__Task requirements__: Return every record verbatim.

__Supplied records__:
*-*-*
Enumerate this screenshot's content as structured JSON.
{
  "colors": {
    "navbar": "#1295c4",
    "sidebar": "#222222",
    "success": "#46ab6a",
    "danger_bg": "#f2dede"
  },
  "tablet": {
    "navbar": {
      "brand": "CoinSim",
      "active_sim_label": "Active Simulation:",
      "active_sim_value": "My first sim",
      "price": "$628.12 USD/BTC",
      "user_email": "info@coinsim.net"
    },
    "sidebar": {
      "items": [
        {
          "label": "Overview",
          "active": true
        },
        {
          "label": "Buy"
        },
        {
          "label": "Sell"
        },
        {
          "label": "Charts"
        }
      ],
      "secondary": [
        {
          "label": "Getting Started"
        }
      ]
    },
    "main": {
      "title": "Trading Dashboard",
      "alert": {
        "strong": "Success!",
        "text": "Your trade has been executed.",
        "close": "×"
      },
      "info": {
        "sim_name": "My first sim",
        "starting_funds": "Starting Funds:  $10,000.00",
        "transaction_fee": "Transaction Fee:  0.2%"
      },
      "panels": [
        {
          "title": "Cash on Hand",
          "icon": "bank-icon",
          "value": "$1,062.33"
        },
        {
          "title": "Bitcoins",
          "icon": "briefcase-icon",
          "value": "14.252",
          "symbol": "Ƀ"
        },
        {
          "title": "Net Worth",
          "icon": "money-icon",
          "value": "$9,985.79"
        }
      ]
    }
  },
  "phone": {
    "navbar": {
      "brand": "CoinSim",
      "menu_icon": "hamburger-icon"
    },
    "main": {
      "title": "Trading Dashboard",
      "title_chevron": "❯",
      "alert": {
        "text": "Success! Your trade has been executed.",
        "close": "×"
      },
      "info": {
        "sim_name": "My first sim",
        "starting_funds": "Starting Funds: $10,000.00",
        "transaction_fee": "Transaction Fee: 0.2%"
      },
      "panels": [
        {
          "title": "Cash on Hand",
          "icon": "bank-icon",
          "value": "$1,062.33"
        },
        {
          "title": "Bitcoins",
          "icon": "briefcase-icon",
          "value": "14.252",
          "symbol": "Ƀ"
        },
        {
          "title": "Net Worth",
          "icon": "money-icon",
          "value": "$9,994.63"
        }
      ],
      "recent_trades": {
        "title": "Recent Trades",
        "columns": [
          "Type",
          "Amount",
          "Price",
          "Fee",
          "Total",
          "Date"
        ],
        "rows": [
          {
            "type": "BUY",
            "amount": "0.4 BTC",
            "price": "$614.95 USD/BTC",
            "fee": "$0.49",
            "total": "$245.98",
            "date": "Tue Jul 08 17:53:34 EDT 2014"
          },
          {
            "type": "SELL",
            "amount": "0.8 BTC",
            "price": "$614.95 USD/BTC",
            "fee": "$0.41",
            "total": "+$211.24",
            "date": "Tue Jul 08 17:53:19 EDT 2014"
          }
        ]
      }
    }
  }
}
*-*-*
__Answer for this exercise__:
Enumerate this screenshot's content as structured JSON.
{
  "colors": {
    "navbar": "#1295c4",
    "sidebar": "#222222",
    "success": "#46ab6a",
    "danger_bg": "#f2dede"
  },
  "tablet": {
    "navbar": {
      "brand": "CoinSim",
      "active_sim_label": "Active Simulation:",
      "active_sim_value": "My first sim",
      "price": "$628.12 USD/BTC",
      "user_email": "info@coinsim.net"
    },
    "sidebar": {
      "items": [
        {
          "label": "Overview",
          "active": true
        },
        {
          "label": "Buy"
        },
        {
          "label": "Sell"
        },
        {
          "label": "Charts"
        }
      ],
      "secondary": [
        {
          "label": "Getting Started"
        }
      ]
    },
    "main": {
      "title": "Trading Dashboard",
      "alert": {
        "strong": "Success!",
        "text": "Your trade has been executed.",
        "close": "×"
      },
      "info": {
        "sim_name": "My first sim",
        "starting_funds": "Starting Funds:  $10,000.00",
        "transaction_fee": "Transaction Fee:  0.2%"
      },
      "panels": [
        {
          "title": "Cash on Hand",
          "icon": "bank-icon",
          "value": "$1,062.33"
        },
        {
          "title": "Bitcoins",
          "icon": "briefcase-icon",
          "value": "14.252",
          "symbol": "Ƀ"
        },
        {
          "title": "Net Worth",
          "icon": "money-icon",
          "value": "$9,985.79"
        }
      ]
    }
  },
  "phone": {
    "navbar": {
      "brand": "CoinSim",
      "menu_icon": "hamburger-icon"
    },
    "main": {
      "title": "Trading Dashboard",
      "title_chevron": "❯",
      "alert": {
        "text": "Success! Your trade has been executed.",
        "close": "×"
      },
      "info": {
        "sim_name": "My first sim",
        "starting_funds": "Starting Funds: $10,000.00",
        "transaction_fee": "Transaction Fee: 0.2%"
      },
      "panels": [
        {
          "title": "Cash on Hand",
          "icon": "bank-icon",
          "value": "$1,062.33"
        },
        {
          "title": "Bitcoins",
          "icon": "briefcase-icon",
          "value": "14.252",
          "symbol": "Ƀ"
        },
        {
          "title": "Net Worth",
          "icon": "money-icon",
          "value": "$9,994.63"
        }
      ],
      "recent_trades": {
        "title": "Recent Trades",
        "columns": [
          "Type",
          "Amount",
          "Price",
          "Fee",
          "Total",
          "Date"
        ],
        "rows": [
          {
            "type": "BUY",
            "amount": "0.4 BTC",
            "price": "$614.95 USD/BTC",
            "fee": "$0.49",
            "total": "$245.98",
            "date": "Tue Jul 08 17:53:34 EDT 2014"
          },
          {
            "type": "SELL",
            "amount": "0.8 BTC",
            "price": "$614.95 USD/BTC",
            "fee": "$0.41",
            "total": "+$211.24",
            "date": "Tue Jul 08 17:53:19 EDT 2014"
          }
        ]
      }
    }
  }
}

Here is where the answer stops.